Start of Block
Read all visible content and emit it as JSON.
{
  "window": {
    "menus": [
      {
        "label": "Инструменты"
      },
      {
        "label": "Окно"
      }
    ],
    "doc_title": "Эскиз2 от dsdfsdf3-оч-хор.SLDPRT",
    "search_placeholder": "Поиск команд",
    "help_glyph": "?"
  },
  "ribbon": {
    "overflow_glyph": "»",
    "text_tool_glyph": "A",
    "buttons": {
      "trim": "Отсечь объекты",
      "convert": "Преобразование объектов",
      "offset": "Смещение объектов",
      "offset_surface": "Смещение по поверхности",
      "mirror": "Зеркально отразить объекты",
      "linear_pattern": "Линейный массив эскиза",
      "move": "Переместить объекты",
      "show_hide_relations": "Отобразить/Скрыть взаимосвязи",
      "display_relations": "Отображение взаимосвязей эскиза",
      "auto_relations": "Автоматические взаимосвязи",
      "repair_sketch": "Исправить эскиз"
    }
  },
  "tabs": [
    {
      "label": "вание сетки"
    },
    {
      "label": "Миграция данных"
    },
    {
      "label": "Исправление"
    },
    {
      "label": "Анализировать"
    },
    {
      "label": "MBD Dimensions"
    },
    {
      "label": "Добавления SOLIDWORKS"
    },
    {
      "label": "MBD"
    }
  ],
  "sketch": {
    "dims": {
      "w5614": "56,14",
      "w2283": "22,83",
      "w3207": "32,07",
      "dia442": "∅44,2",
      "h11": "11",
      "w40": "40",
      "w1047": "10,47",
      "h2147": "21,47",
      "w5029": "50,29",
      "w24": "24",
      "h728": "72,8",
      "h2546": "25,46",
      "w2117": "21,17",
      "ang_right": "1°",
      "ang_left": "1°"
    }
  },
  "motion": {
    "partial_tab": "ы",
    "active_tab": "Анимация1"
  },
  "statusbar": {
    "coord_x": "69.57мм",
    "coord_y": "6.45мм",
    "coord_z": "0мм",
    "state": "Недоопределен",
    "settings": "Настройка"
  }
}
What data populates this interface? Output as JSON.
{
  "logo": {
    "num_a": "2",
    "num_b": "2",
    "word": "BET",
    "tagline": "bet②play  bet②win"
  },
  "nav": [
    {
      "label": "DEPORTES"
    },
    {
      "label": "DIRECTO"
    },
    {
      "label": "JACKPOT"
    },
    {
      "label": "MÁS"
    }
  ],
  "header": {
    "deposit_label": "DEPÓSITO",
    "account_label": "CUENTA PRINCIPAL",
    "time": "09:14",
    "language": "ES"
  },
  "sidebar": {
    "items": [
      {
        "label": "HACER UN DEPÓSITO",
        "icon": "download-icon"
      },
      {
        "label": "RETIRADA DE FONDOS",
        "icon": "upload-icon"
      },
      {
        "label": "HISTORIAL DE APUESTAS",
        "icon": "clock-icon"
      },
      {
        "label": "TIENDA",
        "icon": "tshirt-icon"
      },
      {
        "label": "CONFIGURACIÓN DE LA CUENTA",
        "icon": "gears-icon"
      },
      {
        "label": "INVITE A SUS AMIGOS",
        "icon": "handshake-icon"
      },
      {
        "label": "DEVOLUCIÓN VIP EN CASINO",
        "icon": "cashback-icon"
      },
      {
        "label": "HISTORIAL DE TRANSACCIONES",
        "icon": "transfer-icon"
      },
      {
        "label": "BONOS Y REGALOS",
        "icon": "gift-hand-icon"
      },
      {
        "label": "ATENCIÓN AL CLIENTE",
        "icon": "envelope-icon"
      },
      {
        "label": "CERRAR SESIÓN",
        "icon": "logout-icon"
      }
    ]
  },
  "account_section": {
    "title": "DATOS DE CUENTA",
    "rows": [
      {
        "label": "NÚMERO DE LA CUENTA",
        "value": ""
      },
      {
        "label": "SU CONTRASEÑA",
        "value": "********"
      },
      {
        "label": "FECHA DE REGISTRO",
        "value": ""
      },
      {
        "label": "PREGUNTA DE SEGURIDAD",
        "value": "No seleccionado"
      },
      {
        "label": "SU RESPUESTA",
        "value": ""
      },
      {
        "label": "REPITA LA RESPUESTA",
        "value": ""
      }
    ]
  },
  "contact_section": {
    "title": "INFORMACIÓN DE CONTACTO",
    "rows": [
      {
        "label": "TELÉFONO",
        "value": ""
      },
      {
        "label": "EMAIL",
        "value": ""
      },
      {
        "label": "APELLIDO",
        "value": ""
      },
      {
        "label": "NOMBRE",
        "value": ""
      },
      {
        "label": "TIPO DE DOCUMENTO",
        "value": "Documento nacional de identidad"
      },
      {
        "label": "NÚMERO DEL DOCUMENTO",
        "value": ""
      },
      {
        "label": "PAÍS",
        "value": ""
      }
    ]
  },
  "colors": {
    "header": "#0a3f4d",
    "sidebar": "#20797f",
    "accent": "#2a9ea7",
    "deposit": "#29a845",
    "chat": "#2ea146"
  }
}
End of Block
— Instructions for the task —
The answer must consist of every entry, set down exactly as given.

— Your response —
Read all visible content and emit it as JSON.
{
  "window": {
    "menus": [
      {
        "label": "Инструменты"
      },
      {
        "label": "Окно"
      }
    ],
    "doc_title": "Эскиз2 от dsdfsdf3-оч-хор.SLDPRT",
    "search_placeholder": "Поиск команд",
    "help_glyph": "?"
  },
  "ribbon": {
    "overflow_glyph": "»",
    "text_tool_glyph": "A",
    "buttons": {
      "trim": "Отсечь объекты",
      "convert": "Преобразование объектов",
      "offset": "Смещение объектов",
      "offset_surface": "Смещение по поверхности",
      "mirror": "Зеркально отразить объекты",
      "linear_pattern": "Линейный массив эскиза",
      "move": "Переместить объекты",
      "show_hide_relations": "Отобразить/Скрыть взаимосвязи",
      "display_relations": "Отображение взаимосвязей эскиза",
      "auto_relations": "Автоматические взаимосвязи",
      "repair_sketch": "Исправить эскиз"
    }
  },
  "tabs": [
    {
      "label": "вание сетки"
    },
    {
      "label": "Миграция данных"
    },
    {
      "label": "Исправление"
    },
    {
      "label": "Анализировать"
    },
    {
      "label": "MBD Dimensions"
    },
    {
      "label": "Добавления SOLIDWORKS"
    },
    {
      "label": "MBD"
    }
  ],
  "sketch": {
    "dims": {
      "w5614": "56,14",
      "w2283": "22,83",
      "w3207": "32,07",
      "dia442": "∅44,2",
      "h11": "11",
      "w40": "40",
      "w1047": "10,47",
      "h2147": "21,47",
      "w5029": "50,29",
      "w24": "24",
      "h728": "72,8",
      "h2546": "25,46",
      "w2117": "21,17",
      "ang_right": "1°",
      "ang_left": "1°"
    }
  },
  "motion": {
    "partial_tab": "ы",
    "active_tab": "Анимация1"
  },
  "statusbar": {
    "coord_x": "69.57мм",
    "coord_y": "6.45мм",
    "coord_z": "0мм",
    "state": "Недоопределен",
    "settings": "Настройка"
  }
}
What data populates this interface? Output as JSON.
{
  "logo": {
    "num_a": "2",
    "num_b": "2",
    "word": "BET",
    "tagline": "bet②play  bet②win"
  },
  "nav": [
    {
      "label": "DEPORTES"
    },
    {
      "label": "DIRECTO"
    },
    {
      "label": "JACKPOT"
    },
    {
      "label": "MÁS"
    }
  ],
  "header": {
    "deposit_label": "DEPÓSITO",
    "account_label": "CUENTA PRINCIPAL",
    "time": "09:14",
    "language": "ES"
  },
  "sidebar": {
    "items": [
      {
        "label": "HACER UN DEPÓSITO",
        "icon": "download-icon"
      },
      {
        "label": "RETIRADA DE FONDOS",
        "icon": "upload-icon"
      },
      {
        "label": "HISTORIAL DE APUESTAS",
        "icon": "clock-icon"
      },
      {
        "label": "TIENDA",
        "icon": "tshirt-icon"
      },
      {
        "label": "CONFIGURACIÓN DE LA CUENTA",
        "icon": "gears-icon"
      },
      {
        "label": "INVITE A SUS AMIGOS",
        "icon": "handshake-icon"
      },
      {
        "label": "DEVOLUCIÓN VIP EN CASINO",
        "icon": "cashback-icon"
      },
      {
        "label": "HISTORIAL DE TRANSACCIONES",
        "icon": "transfer-icon"
      },
      {
        "label": "BONOS Y REGALOS",
        "icon": "gift-hand-icon"
      },
      {
        "label": "ATENCIÓN AL CLIENTE",
        "icon": "envelope-icon"
      },
      {
        "label": "CERRAR SESIÓN",
        "icon": "logout-icon"
      }
    ]
  },
  "account_section": {
    "title": "DATOS DE CUENTA",
    "rows": [
      {
        "label": "NÚMERO DE LA CUENTA",
        "value": ""
      },
      {
        "label": "SU CONTRASEÑA",
        "value": "********"
      },
      {
        "label": "FECHA DE REGISTRO",
        "value": ""
      },
      {
        "label": "PREGUNTA DE SEGURIDAD",
        "value": "No seleccionado"
      },
      {
        "label": "SU RESPUESTA",
        "value": ""
      },
      {
        "label": "REPITA LA RESPUESTA",
        "value": ""
      }
    ]
  },
  "contact_section": {
    "title": "INFORMACIÓN DE CONTACTO",
    "rows": [
      {
        "label": "TELÉFONO",
        "value": ""
      },
      {
        "label": "EMAIL",
        "value": ""
      },
      {
        "label": "APELLIDO",
        "value": ""
      },
      {
        "label": "NOMBRE",
        "value": ""
      },
      {
        "label": "TIPO DE DOCUMENTO",
        "value": "Documento nacional de identidad"
      },
      {
        "label": "NÚMERO DEL DOCUMENTO",
        "value": ""
      },
      {
        "label": "PAÍS",
        "value": ""
      }
    ]
  },
  "colors": {
    "header": "#0a3f4d",
    "sidebar": "#20797f",
    "accent": "#2a9ea7",
    "deposit": "#29a845",
    "chat": "#2ea146"
  }
}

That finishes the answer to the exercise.